I love this miniature Euphorbia cyparissias which scrambles through the front of the shrub bed. The intense acid yellow is a bit shouty but certainly livens up the border at this time of year before the aquilegias take over.

Peony flowered tulips with unusual stripey foliage which have been in the border for ten years and come back every year. No idea of the name but I just call them Mabel.

Iberis sempervirens (Candytuft) with Erysimum ‘Parrish’s’ and Ophiopogon (Lilyturf), such a nice combo on the steps and will flower for weeks until the roses take over in June.

Got to dash, the sun’s out and I’ve got a million things to do in the garden!

Have a great weekend

David

Six on Saturday

We are having a spell of frosty nights here in the Cotswolds and I am determined not to lose the emerging Wisteria flowers this year so out came the fleece on Wednesday and so far, so good. However, the forecast is saying -4 degs C tonight so fingers crossed!

The Amelanchier lamarckii (Snowy Mespilus) is flowering and looks glorious on a sunny morning like this. Rather like magnolias, you have to enjoy their brief flowering period when it happens because it is fleeting.

Our 30m long hedge of Photinia x fraserii ‘Red Robin’ showing off its new red tips. It provides a useful wildlife corridor for Dunnocks and Blackbirds who scuttle around in the leaf litter beneath and stay safe from prying eyes!

I believe these are Narcissi ‘Ice Follies’ but I am not sure. They are certainly the largest headed daffodil in the garden and must have been here when we bought the bungalow in 2009 because we didn’t plant them. A happy accident with the Anemone blanda.

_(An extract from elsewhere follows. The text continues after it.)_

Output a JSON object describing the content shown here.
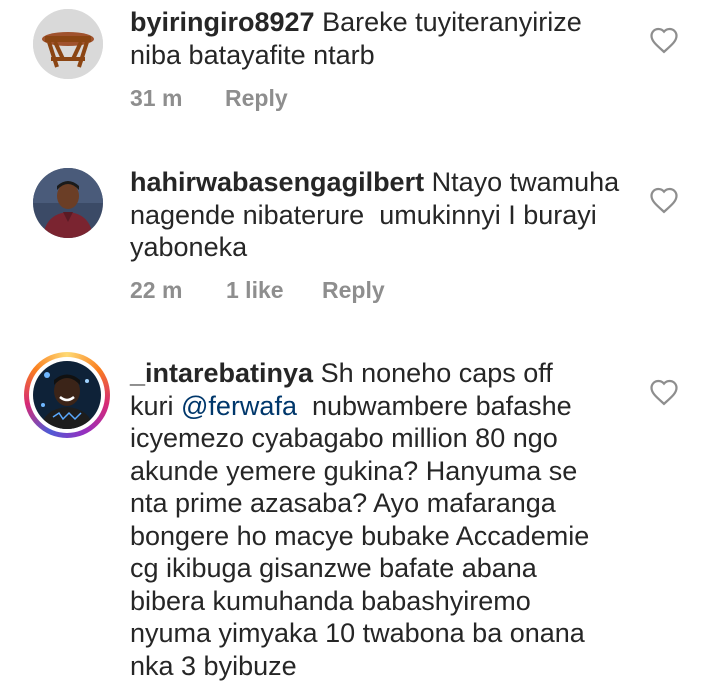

Never been keen on Kerria japonica. Scruffy, straggly things with yellow pom pom flowers and always seem to spread in the wrong places. This lot started at least 5m further up the border 10 years ago when I stupidly planted a freebie from a friend. I think their days are numbered!

Got to dash, I am off to our Cotswold Cottage Gardening Group meeting in the village today with some spare plants to sell and give to friends. To me, that’s the joy of gardening, sharing plants, ideas and experiences with other gardeners. I find them the nicest people of all.

Have a great weekend

David

Six on Saturday

Glorious weather for late March but a return to frosty nights is forecast next week. Some things like this Chaenomeles won’t mind but I am very concerned about my young Wisteria chinensis ‘Prolific’.

Just as the flower buds were about to burst open, a late frost killed them all last year at about this time. So, it looks like fleece will be required for a week or so to protect the emerging flowers.

My latest attempt at a solitary bee nest box! Not sure how successful it will be but I have already noticed ‘C’ shaped notches being cut out of rose leaves so the leaf cutter bees are nesting somewhere!

The professionally made one is untouched at the moment but perhaps in a better position, not so exposed. I once had a bee trying to make a nest in a hole in my front door as I was trying to paint it!

The hardwood cuttings of rose ‘The Generous Gardener’ I took 18 months ago have rooted well in pots and the remaining 8 plants have been planted out around bent wire supports . The idea is to train the young stems up and over to form a bell shape, hopefully covered in soft pink flowers. I will let you know if it works in June!

Best year yet for my wife’s little Magnolia stellata. Last year it only had 5 flowers! Feeding and mulching has obviously worked this year.

Surely it’s too early for Tulips?! These obviously don’t think so. I have still got narcissi to open and some snowdrops in flower but tulips already. Bonkers!

The carpet of Anemone blanda is getting a lot of comments from passers-by at the moment. The flowers open and close with the sunshine and work well with the lemon yellow daffodils, primroses and pink Chionodoxa.

That’s all for now. Sadly, I have tested positive for Covid so will have to spend all weekend in the garden. Oh well, ho hum!

David